***** Given records

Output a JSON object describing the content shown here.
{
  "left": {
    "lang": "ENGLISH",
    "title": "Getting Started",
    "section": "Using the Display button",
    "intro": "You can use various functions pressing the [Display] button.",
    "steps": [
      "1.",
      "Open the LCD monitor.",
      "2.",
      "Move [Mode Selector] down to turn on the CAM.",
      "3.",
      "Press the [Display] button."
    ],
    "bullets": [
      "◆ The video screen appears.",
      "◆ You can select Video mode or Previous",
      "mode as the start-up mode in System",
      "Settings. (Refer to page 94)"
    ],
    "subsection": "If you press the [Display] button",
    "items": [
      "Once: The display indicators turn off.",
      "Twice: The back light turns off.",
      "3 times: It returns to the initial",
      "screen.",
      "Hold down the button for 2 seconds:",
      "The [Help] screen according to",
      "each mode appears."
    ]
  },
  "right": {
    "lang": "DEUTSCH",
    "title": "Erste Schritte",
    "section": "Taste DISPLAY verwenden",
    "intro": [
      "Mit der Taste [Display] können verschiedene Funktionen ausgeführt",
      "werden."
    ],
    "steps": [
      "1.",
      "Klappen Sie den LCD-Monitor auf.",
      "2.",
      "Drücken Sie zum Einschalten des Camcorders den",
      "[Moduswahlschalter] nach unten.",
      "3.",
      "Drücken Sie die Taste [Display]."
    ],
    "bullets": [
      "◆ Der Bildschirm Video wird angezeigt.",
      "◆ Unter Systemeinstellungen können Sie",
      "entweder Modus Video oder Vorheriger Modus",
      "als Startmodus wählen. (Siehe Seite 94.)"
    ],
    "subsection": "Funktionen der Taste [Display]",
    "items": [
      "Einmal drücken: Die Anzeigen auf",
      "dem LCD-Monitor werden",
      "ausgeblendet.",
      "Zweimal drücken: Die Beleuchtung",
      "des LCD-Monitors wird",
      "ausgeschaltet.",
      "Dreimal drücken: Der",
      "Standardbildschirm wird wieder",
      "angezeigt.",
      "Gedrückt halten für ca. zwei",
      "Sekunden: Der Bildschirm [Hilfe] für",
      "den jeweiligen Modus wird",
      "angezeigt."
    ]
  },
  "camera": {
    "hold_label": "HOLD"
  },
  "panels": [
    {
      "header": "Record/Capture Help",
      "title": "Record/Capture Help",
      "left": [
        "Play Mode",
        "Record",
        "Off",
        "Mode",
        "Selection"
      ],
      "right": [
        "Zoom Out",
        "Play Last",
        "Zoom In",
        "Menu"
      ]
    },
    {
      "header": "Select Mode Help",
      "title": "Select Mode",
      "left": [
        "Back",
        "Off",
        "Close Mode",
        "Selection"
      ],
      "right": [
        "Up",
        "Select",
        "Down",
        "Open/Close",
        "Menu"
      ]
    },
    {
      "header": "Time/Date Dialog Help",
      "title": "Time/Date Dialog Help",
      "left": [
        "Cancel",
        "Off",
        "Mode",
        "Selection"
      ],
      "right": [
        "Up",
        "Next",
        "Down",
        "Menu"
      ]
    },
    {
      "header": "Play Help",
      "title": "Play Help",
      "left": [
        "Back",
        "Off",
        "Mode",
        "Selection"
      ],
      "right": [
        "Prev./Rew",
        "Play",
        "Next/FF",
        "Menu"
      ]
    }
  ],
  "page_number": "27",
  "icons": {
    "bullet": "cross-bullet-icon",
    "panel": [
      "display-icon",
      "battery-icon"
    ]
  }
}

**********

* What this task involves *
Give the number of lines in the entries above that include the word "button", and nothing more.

* Answer section *
5